Do you shudder at the thought of vultures? Well, the dawn of spring on Saturday 1 September is the perfect time to change your attitude and discover the awesome abilities of these fascinating birds of prey.
That’s what International Vulture Awareness Day is all about: focusing our attention on the birds and their status in the wild. Held on the first Saturday of September every year, the initiative is the brainchild of the Endangered Wildlife Trust Birds of Prey Programme (EWT-BoPP), its partners and its associates, including provincial conservation bodies and several other NGOs involved in vulture research and conservation in South Africa. The purpose of the event? To create awareness of the plight of all vulture species and to highlight the work carried out by conservationists to monitor populations and implement measures to preserve the birds and their habitats.
‘The day evolved from the Sasol National Vulture Awareness Day that has been celebrated in South Africa since 2005,’ says André Botha, manager of the EWT-BoPP. ‘The initiative received such interest worldwide that the first international event was celebrated in 2011 by 159 organisations representing 44 countries. We expect global support to be even greater this year.’

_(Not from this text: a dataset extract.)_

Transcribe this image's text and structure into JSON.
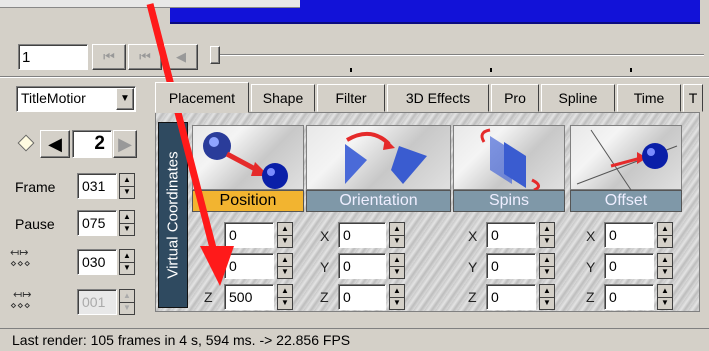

Southern Africa’s vulture populations are under constant threat. South Africa itself is home to nine species, seven of which are listed in the Red Data Book of Birds of South Africa, Lesotho and Swaziland (Barnes, 2000) as facing a certain degree of threat of extinction. Among these is the bearded vulture Gypaetus barbatus, whose range in the subcontinent is restricted to the Maluti-Drakensberg mountains. The species is classified as Endangered and its numbers continue to decline. The Cape vulture Gyps coprotheres only occurs in southern Africa and its conservation is one of the main focus areas of the EWT-BoPP. Both the hooded Necrosyrtes monachus and African white-backed vulture Gyps africanus were up-listed to Endangered in the IUCN Red List of Threatened Species during the past 12 months.
Hazards facing the birds include poisoning, persecution, electrocution and collision with power-lines, drowning in farm reservoirs in drier parts of the country, and a shortage of both safe food supplies and suitable habitat. The potential impact of indiscriminately placed wind-energy installations is also recognised as a major emerging threat to large soaring birds such as vultures.

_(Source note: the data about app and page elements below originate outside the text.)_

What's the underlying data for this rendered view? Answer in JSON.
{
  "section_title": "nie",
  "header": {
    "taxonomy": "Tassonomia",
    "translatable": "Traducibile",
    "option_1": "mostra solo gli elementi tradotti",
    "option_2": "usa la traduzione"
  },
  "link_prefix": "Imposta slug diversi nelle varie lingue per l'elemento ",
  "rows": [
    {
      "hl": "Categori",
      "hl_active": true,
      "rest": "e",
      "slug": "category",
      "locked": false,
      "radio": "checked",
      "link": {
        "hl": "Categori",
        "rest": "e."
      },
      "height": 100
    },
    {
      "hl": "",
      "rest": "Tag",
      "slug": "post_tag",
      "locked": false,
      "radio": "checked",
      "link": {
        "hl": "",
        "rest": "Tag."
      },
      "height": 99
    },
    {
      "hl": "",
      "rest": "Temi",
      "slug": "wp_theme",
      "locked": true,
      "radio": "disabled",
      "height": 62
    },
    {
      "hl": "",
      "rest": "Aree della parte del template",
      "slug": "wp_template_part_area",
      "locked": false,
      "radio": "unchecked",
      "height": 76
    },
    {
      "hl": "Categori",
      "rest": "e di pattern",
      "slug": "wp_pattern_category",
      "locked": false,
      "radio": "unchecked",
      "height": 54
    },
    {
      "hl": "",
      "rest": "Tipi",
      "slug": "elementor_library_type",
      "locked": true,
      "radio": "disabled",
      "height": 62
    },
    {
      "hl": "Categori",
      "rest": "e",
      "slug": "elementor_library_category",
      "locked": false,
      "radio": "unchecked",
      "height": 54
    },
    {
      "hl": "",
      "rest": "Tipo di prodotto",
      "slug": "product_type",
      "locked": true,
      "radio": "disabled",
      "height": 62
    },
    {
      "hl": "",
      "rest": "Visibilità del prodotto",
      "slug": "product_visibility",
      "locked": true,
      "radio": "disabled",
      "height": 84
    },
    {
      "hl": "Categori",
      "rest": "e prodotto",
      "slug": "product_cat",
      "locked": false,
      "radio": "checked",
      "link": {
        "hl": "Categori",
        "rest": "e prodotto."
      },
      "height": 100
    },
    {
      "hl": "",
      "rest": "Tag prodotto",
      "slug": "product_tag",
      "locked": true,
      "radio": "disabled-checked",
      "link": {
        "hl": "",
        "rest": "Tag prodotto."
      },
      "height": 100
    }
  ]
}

Come to the fun-filled family day at the VulPro facilities near Hartbeespoort Dam on Saturday to find out more about our vultures. Hosted by EWT in collaboration with VulPro and BirdLife South Africa, there’ll be talks on vulture conservation and feeding, and lots of activities for children. Contact André Botha at firstname.lastname@example.org, Kerri Wolter at email@example.com, or Ernst Retief at firstname.lastname@example.org to find out more about the day’s events. A number of rehabilitation centres and vulture restaurants in the country will also host special visitor days, introducing vultures to members of the public. To get involved, e-mail www.international-vulture-awareness-day.org
Look out for scientific editor Tim Jackson’s feature in the October issue of Africa Geographic about vulture flight and how the birds take off and stay aloft. It’s filled with information that will inspire your admiration for these incredible creatures.